If a line in the entries below includes "name", show that line.

☆ ☆ ☆ ☆

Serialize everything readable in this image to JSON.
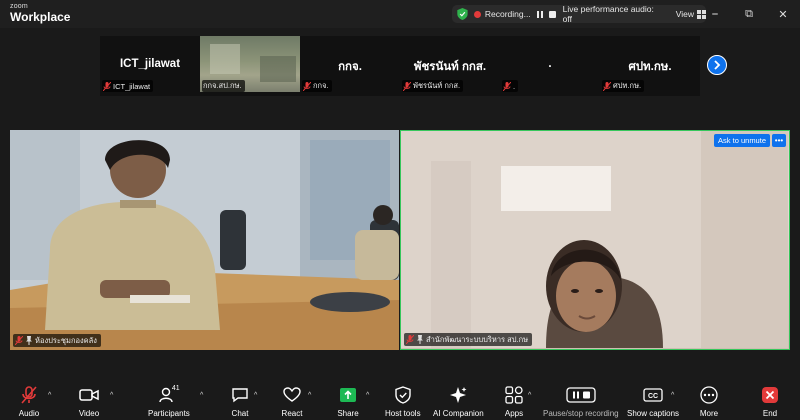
{
  "app": {
    "brand_small": "zoom",
    "brand_big": "Workplace"
  },
  "recording_bar": {
    "recording_text": "Recording...",
    "live_text": "Live performance audio: off",
    "view_label": "View"
  },
  "window_controls": {
    "minimize": "⎯",
    "maximize": "⧉",
    "close": "✕"
  },
  "gallery": [
    {
      "name": "ICT_jilawat",
      "label": "ICT_jilawat",
      "has_video": false
    },
    {
      "name": "",
      "label": "กกจ.สป.กษ.",
      "has_video": true
    },
    {
      "name": "กกจ.",
      "label": "กกจ.",
      "has_video": false
    },
    {
      "name": "พัชรนันท์ กกส.",
      "label": "พัชรนันท์ กกส.",
      "has_video": false
    },
    {
      "name": ".",
      "label": ".",
      "has_video": false
    },
    {
      "name": "ศปท.กษ.",
      "label": "ศปท.กษ.",
      "has_video": false
    }
  ],
  "panels": {
    "left_label": "ห้องประชุมกองคลัง",
    "right_label": "สำนักพัฒนาระบบบริหาร สป.กษ",
    "ask_unmute": "Ask to unmute",
    "more": "•••"
  },
  "toolbar": {
    "audio": "Audio",
    "video": "Video",
    "participants": "Participants",
    "participants_count": "41",
    "chat": "Chat",
    "react": "React",
    "share": "Share",
    "host_tools": "Host tools",
    "ai_companion": "AI Companion",
    "apps": "Apps",
    "pause_stop": "Pause/stop recording",
    "captions": "Show captions",
    "captions_cc": "CC",
    "more": "More",
    "end": "End"
  },
  "colors": {
    "accent_blue": "#0e72ed",
    "active_speaker_green": "#36c75c",
    "mute_red": "#e23a3a",
    "share_green": "#1db954",
    "background": "#1a1a1a"
  }
}
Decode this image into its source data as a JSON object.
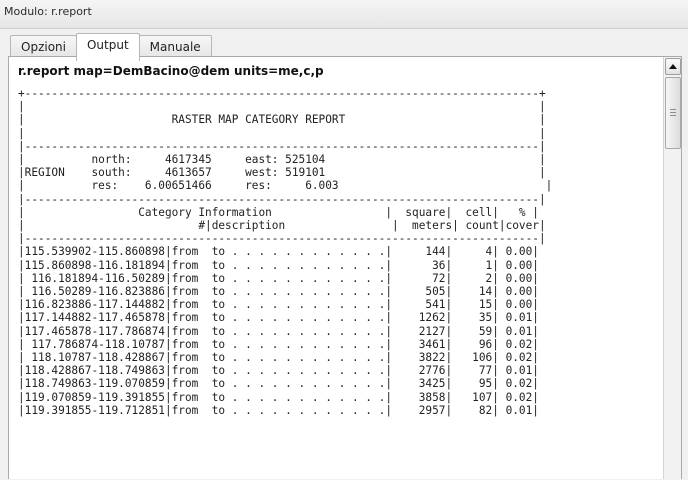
{
  "window": {
    "title": "Modulo: r.report"
  },
  "tabs": [
    {
      "label": "Opzioni"
    },
    {
      "label": "Output"
    },
    {
      "label": "Manuale"
    }
  ],
  "output": {
    "command": "r.report map=DemBacino@dem units=me,c,p",
    "report_lines": [
      "+-----------------------------------------------------------------------------+",
      "|                                                                             |",
      "|                      RASTER MAP CATEGORY REPORT                             |",
      "|                                                                             |",
      "|-----------------------------------------------------------------------------|",
      "|          north:     4617345     east: 525104                                |",
      "|REGION    south:     4613657     west: 519101                                |",
      "|          res:    6.00651466     res:     6.003                               |",
      "|-----------------------------------------------------------------------------|",
      "|                 Category Information                 |  square|  cell|   % |",
      "|                          #|description                |  meters| count|cover|",
      "|-----------------------------------------------------------------------------|",
      "|115.539902-115.860898|from  to . . . . . . . . . . . .|     144|     4| 0.00|",
      "|115.860898-116.181894|from  to . . . . . . . . . . . .|      36|     1| 0.00|",
      "| 116.181894-116.50289|from  to . . . . . . . . . . . .|      72|     2| 0.00|",
      "| 116.50289-116.823886|from  to . . . . . . . . . . . .|     505|    14| 0.00|",
      "|116.823886-117.144882|from  to . . . . . . . . . . . .|     541|    15| 0.00|",
      "|117.144882-117.465878|from  to . . . . . . . . . . . .|    1262|    35| 0.01|",
      "|117.465878-117.786874|from  to . . . . . . . . . . . .|    2127|    59| 0.01|",
      "| 117.786874-118.10787|from  to . . . . . . . . . . . .|    3461|    96| 0.02|",
      "| 118.10787-118.428867|from  to . . . . . . . . . . . .|    3822|   106| 0.02|",
      "|118.428867-118.749863|from  to . . . . . . . . . . . .|    2776|    77| 0.01|",
      "|118.749863-119.070859|from  to . . . . . . . . . . . .|    3425|    95| 0.02|",
      "|119.070859-119.391855|from  to . . . . . . . . . . . .|    3858|   107| 0.02|",
      "|119.391855-119.712851|from  to . . . . . . . . . . . .|    2957|    82| 0.01|"
    ]
  }
}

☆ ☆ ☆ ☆

:: Answer section ::
      "name": "ICT_jilawat",
      "name": "",
      "name": "กกจ.",
      "name": "พัชรนันท์ กกส.",
      "name": ".",
      "name": "ศปท.กษ.",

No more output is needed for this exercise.